Interestingly, new, powerful hardware has been put to the task of running ever more baroque algorithms. Feedforward neural networks, once trained over several days, now train in minutes on affordable desktop hardware. Over time, ever fancier algorithms have been fed to these machines: boosting, support vector machines, random forests and, most recently, deep learning illustrate this trend.
Another class of learning algorithms may also benefit from developments in hardware: local learning methods. Typical of local methods are radial basis function (RBF) neural networks and k-nearest neighbors (k-NN). RBF neural networks were briefly popular in the heyday of neural networks (the 1990s) since they train much faster than the more popular feedforward neural networks. k-NN is often discussed in chapter 1 of machine learning books: it is conceptually simple, easy to implement and demonstrates the advantages and disadvantages of local techniques well.
Local learning techniques usually have a large number of components, each of which handles only a small fraction of the set of possible input cases. The nice thing about this approach is that these local components largely do not need to coordinate with each other: The complexity of the model comes from having a large number of such components to handle many different situations. Local learning techniques thus make training easy: In the case of k-NN, one simply stores the training data for future reference. Little, if any, “fitting” is done during learning. This gift comes with a price, though: Local learning systems train very quickly, but model execution is often rather slow. This is because local models will either fire all of those local components, or spend time figuring out which among them applies to any given situation.
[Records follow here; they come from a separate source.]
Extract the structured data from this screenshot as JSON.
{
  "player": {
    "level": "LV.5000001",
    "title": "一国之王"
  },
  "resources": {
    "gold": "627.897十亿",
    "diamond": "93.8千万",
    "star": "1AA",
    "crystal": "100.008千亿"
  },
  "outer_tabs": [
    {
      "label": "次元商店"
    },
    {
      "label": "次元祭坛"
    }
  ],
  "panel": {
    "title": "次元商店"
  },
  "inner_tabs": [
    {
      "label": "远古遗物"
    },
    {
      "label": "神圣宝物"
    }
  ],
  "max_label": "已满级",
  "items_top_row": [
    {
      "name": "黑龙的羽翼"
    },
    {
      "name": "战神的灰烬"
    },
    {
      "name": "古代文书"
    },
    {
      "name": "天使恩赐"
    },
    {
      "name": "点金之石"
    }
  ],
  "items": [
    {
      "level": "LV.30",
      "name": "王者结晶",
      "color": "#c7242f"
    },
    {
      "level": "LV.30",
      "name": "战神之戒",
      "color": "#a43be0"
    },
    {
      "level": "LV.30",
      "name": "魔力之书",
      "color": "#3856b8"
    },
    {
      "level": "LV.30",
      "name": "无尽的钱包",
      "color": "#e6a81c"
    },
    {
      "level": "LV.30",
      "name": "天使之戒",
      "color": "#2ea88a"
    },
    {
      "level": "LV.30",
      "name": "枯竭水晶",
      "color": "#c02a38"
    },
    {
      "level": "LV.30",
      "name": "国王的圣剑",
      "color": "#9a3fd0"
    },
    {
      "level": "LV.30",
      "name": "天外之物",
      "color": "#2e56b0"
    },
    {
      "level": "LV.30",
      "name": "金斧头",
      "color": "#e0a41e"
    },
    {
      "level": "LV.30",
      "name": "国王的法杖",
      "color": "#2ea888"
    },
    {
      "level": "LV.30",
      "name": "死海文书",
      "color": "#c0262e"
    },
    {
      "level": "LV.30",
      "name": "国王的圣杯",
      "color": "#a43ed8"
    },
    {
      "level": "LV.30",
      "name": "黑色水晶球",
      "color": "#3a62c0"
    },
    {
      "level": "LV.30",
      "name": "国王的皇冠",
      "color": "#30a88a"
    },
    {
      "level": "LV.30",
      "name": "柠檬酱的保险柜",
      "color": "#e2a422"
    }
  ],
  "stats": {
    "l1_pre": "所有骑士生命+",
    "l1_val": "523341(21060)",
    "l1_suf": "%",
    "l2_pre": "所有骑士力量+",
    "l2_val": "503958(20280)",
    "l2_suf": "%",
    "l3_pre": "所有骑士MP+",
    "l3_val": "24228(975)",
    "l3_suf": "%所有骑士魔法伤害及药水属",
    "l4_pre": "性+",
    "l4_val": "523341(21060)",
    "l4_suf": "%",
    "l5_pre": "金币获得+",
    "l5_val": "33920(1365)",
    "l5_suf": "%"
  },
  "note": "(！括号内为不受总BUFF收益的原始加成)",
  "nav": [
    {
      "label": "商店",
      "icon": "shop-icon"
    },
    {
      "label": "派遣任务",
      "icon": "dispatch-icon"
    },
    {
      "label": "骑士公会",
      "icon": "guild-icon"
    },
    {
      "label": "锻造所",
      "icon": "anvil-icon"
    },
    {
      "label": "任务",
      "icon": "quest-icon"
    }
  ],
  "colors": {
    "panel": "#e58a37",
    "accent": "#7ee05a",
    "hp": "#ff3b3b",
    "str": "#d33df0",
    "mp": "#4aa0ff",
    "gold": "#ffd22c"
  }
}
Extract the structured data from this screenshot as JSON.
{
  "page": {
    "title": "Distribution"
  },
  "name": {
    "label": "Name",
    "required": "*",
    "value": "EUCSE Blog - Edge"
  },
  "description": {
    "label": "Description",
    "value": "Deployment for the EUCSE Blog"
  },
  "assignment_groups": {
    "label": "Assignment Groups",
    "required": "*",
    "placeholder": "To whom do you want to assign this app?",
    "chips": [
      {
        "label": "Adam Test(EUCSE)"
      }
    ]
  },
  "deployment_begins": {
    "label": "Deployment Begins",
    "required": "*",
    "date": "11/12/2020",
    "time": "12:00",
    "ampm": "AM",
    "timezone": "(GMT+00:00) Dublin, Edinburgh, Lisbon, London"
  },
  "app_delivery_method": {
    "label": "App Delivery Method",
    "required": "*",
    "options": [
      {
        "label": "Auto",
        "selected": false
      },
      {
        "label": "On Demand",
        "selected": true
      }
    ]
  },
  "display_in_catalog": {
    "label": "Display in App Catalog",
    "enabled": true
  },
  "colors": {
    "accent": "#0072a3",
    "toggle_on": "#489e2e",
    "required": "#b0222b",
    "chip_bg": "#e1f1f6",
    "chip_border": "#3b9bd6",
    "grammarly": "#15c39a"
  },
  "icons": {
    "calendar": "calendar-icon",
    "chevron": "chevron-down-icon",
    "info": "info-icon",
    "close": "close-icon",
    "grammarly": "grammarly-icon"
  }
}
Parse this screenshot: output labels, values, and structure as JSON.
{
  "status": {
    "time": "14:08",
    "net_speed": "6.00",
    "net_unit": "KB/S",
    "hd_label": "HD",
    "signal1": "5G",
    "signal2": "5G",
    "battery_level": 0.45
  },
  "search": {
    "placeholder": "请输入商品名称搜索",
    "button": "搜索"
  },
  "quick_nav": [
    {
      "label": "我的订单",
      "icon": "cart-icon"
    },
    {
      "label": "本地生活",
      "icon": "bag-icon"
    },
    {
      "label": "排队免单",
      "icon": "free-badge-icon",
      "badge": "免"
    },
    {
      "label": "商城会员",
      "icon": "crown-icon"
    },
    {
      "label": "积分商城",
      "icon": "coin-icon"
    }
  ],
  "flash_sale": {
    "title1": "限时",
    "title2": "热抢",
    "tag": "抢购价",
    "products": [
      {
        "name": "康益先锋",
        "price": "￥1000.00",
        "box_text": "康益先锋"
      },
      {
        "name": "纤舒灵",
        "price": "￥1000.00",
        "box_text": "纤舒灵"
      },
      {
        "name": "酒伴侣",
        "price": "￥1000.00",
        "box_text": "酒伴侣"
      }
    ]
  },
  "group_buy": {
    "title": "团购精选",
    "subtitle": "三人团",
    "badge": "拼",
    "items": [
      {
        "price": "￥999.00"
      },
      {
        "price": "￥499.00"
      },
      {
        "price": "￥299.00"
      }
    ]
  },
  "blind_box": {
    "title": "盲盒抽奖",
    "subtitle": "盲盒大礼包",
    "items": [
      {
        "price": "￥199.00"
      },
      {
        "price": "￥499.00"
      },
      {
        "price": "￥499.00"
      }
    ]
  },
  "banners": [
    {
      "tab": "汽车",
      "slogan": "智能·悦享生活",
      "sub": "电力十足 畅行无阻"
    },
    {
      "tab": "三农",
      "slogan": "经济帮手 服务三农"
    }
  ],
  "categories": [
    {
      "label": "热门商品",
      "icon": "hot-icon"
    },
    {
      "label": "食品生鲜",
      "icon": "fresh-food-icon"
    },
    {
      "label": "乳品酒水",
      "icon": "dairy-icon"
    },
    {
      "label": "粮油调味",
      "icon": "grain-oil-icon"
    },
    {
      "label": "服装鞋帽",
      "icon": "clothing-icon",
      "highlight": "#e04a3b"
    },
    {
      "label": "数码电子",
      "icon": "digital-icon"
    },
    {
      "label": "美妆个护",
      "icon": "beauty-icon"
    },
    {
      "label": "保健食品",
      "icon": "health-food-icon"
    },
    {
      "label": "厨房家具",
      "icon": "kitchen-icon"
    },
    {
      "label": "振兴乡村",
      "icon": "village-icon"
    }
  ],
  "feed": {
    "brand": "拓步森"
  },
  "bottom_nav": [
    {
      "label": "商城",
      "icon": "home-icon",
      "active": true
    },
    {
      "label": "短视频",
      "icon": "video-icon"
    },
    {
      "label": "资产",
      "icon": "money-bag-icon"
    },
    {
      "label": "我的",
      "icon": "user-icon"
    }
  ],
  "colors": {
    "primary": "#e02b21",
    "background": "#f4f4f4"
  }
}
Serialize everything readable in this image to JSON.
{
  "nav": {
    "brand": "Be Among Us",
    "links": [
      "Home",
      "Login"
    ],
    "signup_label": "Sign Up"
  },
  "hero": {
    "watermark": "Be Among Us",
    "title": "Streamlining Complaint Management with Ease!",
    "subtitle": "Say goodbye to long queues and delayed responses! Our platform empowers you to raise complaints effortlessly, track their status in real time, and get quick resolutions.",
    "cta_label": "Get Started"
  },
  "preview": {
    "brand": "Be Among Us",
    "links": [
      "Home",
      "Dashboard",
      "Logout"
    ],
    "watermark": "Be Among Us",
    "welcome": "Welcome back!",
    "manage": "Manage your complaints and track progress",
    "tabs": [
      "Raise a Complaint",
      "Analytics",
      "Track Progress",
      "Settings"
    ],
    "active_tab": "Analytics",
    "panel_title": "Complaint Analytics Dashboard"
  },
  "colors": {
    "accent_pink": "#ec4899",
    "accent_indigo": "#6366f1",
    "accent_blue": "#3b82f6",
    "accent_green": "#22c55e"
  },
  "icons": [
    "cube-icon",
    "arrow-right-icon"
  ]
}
Local learning methods have largely fallen out of favor since: 1. they are slow to predict outcomes for new cases and, secondarily, 2. their implementation requires retention of some or all of the training data, and 2. This author wonders whether contemporary computer hardware may not present an opportunity for a resurgence among local methods. Local methods often perform well statistically, and would help diversify model ensembles for users of more popular learning algoprithms. Analysts looking for that last measure of improvement might be well served by investigating this class of solutions. Local algorithms are among the easiest to code from scratch. Interested readers are directed to “Lazy Learning”, edited by D. Aha (ISBN-13: 978-0792345848) and “Nearest Neighbor Norms: NN Pattern Classification Techniques”, edited by B. Dasarathy (ISBN-13: 978-0818689307).